Developing working capital management strategies for small business is the key to success.
Working capital management definition as per Wikipedia includes this key element ‘Positive working capital is required to ensure that a firm is able to continue its operations and that it has sufficient funds to satisfy both maturing short-term debt and upcoming operational expenses.’
The key element of working capital is cash, which is a business’s life blood and every business owners primary task is to help keep it flowing and positive. Cash is what usually flows from business profits, but this is not always the case and it is important to have the strategies in place to keep this positive.
If a business is operating profitably, then it should, in theory, generate cash surpluses – so long as the receivables are being received, stock is not being over-stocked and payables are being managed properly! However, the faster a business expands, the more cash it will need for working capital and investment and this is where the term ‘Over Trading’ comes from, which is where a business expands faster than it is generating cash and in the end will run out of cash and can end in failure.
I think sometimes in small businesses the importance of working capital management is under estimated, but in reality sometimes small business owners don’t always have the time to manage this. However, setting aside time to develop working capital management strategies, will pay dividends in the long-term and help your small business grow and be more profitable.
The advantages of working capital management are significant and include:
- A cash positive business is more likely to survive in the long-term.
- In a down-turn, a business with good working capital management is better able to cope with the down-turn.
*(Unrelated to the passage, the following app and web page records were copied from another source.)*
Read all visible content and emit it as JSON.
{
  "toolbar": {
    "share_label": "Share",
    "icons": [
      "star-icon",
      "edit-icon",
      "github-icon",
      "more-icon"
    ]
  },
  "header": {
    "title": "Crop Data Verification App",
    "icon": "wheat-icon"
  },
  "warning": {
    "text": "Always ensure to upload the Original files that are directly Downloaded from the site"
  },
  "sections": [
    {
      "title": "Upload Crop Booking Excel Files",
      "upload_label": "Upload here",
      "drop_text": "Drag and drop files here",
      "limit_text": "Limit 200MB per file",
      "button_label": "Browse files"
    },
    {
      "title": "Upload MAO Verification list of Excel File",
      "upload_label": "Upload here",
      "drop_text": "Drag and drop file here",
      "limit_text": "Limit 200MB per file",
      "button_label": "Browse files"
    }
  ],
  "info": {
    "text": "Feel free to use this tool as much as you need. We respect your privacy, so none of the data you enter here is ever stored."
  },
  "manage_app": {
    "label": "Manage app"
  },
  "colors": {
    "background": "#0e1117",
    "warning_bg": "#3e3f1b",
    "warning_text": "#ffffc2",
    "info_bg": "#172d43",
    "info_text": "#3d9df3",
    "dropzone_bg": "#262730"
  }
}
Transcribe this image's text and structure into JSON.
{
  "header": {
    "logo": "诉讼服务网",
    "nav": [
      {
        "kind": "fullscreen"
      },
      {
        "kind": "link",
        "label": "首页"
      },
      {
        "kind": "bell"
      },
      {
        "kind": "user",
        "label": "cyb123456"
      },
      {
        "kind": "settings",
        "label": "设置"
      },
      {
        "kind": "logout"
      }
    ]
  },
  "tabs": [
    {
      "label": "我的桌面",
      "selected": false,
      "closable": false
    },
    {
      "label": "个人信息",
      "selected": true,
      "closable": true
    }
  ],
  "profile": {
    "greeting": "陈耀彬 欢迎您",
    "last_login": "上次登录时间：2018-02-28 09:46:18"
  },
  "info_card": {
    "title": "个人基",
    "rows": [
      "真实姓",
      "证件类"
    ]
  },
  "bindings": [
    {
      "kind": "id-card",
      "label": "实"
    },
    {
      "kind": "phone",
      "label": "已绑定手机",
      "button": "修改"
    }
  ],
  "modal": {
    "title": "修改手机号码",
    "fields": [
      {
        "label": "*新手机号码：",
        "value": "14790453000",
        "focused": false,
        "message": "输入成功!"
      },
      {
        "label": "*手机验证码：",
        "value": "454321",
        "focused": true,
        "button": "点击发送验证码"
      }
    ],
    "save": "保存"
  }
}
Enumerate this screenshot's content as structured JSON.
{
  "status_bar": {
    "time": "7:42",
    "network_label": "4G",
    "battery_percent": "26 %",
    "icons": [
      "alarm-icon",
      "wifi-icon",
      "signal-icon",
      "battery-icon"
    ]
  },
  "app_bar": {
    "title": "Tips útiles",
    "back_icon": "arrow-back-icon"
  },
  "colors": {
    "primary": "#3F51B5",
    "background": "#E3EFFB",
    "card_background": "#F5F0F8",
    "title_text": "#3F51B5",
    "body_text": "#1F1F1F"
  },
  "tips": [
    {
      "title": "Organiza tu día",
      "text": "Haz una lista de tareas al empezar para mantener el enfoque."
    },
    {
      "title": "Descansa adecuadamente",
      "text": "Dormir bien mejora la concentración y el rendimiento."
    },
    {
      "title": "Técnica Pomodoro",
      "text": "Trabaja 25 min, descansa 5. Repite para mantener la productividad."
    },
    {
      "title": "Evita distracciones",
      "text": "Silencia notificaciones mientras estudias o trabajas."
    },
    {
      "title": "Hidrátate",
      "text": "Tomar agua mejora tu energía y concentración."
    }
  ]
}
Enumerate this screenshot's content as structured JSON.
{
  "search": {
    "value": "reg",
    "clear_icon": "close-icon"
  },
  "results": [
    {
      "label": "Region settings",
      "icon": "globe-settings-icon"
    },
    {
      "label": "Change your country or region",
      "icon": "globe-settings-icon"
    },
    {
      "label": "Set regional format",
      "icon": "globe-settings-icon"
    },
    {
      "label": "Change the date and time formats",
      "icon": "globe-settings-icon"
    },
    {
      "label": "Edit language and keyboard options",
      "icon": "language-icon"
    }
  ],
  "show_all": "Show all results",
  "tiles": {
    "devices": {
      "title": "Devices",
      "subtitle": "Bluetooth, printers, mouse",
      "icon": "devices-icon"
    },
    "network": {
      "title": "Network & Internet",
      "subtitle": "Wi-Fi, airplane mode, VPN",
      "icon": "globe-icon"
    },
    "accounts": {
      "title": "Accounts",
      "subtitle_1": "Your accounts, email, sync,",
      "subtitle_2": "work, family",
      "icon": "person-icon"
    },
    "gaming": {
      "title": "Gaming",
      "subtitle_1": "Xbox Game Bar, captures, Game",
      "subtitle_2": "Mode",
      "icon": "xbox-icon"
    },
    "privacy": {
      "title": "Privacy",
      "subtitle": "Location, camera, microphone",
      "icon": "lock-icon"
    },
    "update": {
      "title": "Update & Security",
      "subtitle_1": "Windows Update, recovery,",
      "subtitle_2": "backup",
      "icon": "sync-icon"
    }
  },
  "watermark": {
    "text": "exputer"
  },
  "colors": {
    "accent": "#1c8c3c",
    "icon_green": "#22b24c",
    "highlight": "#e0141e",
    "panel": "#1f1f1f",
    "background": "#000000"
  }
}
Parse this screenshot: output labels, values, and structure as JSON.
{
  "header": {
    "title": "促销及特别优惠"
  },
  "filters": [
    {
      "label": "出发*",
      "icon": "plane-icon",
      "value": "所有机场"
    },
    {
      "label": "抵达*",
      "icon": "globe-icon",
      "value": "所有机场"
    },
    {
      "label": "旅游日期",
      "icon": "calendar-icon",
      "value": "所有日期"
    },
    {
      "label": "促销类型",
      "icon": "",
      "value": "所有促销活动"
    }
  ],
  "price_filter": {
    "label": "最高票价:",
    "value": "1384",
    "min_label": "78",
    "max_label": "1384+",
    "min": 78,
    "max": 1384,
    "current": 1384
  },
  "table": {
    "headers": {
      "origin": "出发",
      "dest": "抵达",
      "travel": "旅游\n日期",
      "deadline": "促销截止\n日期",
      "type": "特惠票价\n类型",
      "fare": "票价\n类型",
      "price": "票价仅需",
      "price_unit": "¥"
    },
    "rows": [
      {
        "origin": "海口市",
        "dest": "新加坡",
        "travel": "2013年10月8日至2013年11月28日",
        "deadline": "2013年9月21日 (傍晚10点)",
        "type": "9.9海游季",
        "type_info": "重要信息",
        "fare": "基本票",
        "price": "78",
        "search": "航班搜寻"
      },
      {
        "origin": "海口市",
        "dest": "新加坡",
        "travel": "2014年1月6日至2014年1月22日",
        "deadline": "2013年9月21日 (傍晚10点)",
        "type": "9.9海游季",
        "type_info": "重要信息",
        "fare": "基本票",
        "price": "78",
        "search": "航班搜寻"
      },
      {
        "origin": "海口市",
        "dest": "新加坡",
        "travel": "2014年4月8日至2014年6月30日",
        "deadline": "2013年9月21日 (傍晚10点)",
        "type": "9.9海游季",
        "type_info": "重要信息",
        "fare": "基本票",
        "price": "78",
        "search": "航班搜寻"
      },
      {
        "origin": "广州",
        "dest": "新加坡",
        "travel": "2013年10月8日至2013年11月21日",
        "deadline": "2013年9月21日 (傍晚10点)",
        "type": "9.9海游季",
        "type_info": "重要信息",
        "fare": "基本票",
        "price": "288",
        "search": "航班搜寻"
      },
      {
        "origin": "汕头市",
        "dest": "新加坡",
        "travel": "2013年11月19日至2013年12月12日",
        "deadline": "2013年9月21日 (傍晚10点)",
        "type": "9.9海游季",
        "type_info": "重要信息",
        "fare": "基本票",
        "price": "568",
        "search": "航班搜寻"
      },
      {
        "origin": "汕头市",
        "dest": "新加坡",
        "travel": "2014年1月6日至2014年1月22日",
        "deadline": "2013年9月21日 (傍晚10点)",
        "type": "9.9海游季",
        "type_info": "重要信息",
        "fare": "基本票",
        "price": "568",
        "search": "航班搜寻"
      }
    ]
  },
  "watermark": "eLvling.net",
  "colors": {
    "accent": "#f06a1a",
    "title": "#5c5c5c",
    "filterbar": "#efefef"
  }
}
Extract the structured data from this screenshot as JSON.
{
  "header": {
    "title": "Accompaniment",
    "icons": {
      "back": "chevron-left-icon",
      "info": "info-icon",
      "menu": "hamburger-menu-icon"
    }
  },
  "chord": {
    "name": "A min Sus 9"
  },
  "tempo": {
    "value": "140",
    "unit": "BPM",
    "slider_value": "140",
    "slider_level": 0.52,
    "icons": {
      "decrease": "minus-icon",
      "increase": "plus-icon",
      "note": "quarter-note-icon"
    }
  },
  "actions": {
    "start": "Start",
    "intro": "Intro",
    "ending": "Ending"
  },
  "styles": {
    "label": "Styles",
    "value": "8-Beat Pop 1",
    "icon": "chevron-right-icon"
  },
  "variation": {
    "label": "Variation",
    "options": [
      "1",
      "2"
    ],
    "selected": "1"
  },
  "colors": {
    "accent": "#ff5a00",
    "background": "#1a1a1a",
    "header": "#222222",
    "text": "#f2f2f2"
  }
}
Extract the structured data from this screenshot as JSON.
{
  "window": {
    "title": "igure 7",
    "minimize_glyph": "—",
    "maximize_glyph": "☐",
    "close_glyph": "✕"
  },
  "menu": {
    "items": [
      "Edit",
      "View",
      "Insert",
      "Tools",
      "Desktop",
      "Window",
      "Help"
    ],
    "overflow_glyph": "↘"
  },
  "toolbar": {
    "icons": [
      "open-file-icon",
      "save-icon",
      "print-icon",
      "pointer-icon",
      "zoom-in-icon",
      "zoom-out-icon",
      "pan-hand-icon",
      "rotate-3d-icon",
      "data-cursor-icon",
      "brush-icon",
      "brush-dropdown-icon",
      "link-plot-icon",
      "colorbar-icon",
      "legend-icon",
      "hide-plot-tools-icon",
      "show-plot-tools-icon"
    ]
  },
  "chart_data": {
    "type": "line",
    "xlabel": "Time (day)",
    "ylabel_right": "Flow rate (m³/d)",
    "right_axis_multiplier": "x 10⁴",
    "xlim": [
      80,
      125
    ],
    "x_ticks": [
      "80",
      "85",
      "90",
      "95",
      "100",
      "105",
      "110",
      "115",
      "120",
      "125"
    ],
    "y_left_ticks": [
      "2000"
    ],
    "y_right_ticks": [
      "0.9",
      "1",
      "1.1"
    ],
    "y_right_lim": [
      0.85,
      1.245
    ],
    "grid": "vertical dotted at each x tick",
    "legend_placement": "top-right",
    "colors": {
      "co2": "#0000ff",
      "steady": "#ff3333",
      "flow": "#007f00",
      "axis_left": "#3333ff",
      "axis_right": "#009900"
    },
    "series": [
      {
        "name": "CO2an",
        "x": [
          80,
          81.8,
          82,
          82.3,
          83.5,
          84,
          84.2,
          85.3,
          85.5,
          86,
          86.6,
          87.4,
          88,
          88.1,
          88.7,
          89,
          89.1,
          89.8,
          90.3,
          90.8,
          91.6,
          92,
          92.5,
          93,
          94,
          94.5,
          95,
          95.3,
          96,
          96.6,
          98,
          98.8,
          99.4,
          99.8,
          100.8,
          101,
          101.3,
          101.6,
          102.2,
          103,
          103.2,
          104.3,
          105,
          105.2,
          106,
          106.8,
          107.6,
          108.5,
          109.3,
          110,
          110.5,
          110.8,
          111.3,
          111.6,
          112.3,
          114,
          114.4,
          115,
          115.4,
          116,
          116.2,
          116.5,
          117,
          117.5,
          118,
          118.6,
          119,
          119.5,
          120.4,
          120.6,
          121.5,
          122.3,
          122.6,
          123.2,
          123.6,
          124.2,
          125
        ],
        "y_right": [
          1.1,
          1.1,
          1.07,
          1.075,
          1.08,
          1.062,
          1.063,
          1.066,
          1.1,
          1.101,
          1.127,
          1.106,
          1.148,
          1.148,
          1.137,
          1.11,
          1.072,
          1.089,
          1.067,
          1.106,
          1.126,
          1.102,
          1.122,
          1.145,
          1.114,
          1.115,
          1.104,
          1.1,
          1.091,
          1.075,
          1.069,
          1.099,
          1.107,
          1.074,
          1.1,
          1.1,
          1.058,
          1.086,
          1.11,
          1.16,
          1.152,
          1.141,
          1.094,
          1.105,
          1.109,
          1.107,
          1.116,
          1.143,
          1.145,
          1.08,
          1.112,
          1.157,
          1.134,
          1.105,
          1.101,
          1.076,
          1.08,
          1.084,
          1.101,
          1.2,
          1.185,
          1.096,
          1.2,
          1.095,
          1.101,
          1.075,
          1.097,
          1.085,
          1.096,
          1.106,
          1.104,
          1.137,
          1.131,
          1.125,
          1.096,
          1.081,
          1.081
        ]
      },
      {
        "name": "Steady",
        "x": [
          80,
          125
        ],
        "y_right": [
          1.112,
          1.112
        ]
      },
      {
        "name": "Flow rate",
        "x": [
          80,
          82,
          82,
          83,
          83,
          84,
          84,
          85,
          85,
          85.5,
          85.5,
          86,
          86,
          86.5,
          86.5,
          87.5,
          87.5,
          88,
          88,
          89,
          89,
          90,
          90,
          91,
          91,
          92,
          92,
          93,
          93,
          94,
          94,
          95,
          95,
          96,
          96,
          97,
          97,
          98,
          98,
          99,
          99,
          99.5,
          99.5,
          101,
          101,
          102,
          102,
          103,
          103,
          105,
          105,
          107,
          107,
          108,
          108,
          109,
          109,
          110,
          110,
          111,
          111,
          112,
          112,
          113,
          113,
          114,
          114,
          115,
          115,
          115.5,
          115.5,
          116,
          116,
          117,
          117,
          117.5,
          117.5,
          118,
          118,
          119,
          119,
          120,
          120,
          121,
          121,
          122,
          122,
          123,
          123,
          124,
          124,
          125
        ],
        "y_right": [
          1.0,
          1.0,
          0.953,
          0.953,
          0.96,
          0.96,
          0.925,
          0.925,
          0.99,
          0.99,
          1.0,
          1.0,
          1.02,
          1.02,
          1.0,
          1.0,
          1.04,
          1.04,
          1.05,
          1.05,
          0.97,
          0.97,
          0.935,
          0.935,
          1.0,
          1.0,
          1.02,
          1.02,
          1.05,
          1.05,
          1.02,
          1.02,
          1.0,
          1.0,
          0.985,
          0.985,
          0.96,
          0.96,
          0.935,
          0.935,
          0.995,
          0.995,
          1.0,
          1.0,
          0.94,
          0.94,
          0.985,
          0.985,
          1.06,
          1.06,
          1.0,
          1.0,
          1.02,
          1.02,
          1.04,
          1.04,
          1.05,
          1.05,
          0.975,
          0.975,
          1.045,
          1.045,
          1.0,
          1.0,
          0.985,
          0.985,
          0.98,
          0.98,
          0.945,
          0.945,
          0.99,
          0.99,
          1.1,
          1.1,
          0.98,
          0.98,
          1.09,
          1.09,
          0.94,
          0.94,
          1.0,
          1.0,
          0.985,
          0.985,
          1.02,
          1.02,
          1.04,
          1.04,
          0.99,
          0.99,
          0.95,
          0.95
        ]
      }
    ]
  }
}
- A business with good working capital is better able to take advantage of investment opportunities that present themselves.
- A business in good shape with good working capital levels is likely to be more profitable.
Working capital management ratios for a business to be aware of include:
This is your current assets divided by your current liabilities (Liabilities due within one year) – the higher this number the better health your business is in, especially if this is above 1 or higher. If the Current Ratio is below 1 there could be liquidity problems with the business. The current ratio is a financial ratio designed to tell you the level of current assets compared to current liabilities.
This is your current assets, less your stock and work in progress, divided by your current liabilities (Liabilities due within one year) – the higher this number the better health your business is in, especially if this is above 1 or higher. A company’s Quick Ratio is an indicator of a company’s short-term liquidity. The quick ratio measures a company’s ability to meet its short-term obligations with its most liquid assets. For this reason, the ratio excludes inventories (stock and work in progress) from current assets.
However, having set out the above two ratios, there are two elements in the business cycle that absorb cash and are included within current assets, this include:
Inventory (stocks and work-in-progress) – It is vital to keep a tight control over stocks and work in progress. There is no point in having high levels of stocks (which you have to pay for in cash) sitting on your shelves. Only carry stock levels to a level whereby you can receive new orders in time to meet your orders, with a bit of extra for a comfort level. Also, you need to keep an eye on work in progress, as if this is too high also, there is a lot of cash tied up. Work in progress needs to be converted to receivables and then to cash as soon as possible after the work is completed.
Receivables (debtors owing you money) – The main sources of cash is Receivables form your customers. Make sure you have a good credit department which sets realistic credit levels for customers. Also consider what payment terms you offer, as the longer the term you offer, the more cash you will have tied up in your receivables. Then make sure you adhere to your credit terms – or should I say make sure you have a good credit control system in place to make sure your customers adhere to the credit terms they signed up to. A quite note and human nature kicks in here – most people will not pay a debt unless they are chased. So although someone agrees to pay within say 30 days, if they are not chased around the 30 day mark, they will sit there and wait for the chaser call or letter!
Cash flow can be significantly enhanced and hence your working capital, if the receivables are collected faster. Every business must know: who owes them money; how much is owed; how long has it been owing; for what it is owed. It can be enhanced also, by keeping a healthy and regular check on inventory, make sure the stock you are carrying is at the right levels and keep an eye on any increased levels of one inventory item over another. On the other hand,insufficient stocks can result in lost sales or delays for customers, which is never good for business.
Management of your payables is just as important as the management of receivables, striking good credit terms is a vital part of running any business and this represents ‘Free’ finance, as suppliers don’t charge interest on outstanding balances, whereas banks do. However, it is important to look after your creditors, as slow payment by you may create ill-feeling between you and your supplier, but it can also signal that your company is inefficient or worst still in trouble!
Make sure you carry out regular monthly analysis of your working capital – management accounts should not only include your profit and loss, but also your balance sheet, with the key management ratios of how the business is doing.
When planning the development of your business, it is critical that the impact of working capital be fully assessed. Cashflow forecasts are an essential part of this planning process and our financial planning software packages. Our Cash Forecaster Software will facilitate this task, as they provide the platform for the setting of targets for receivables, payables and inventory.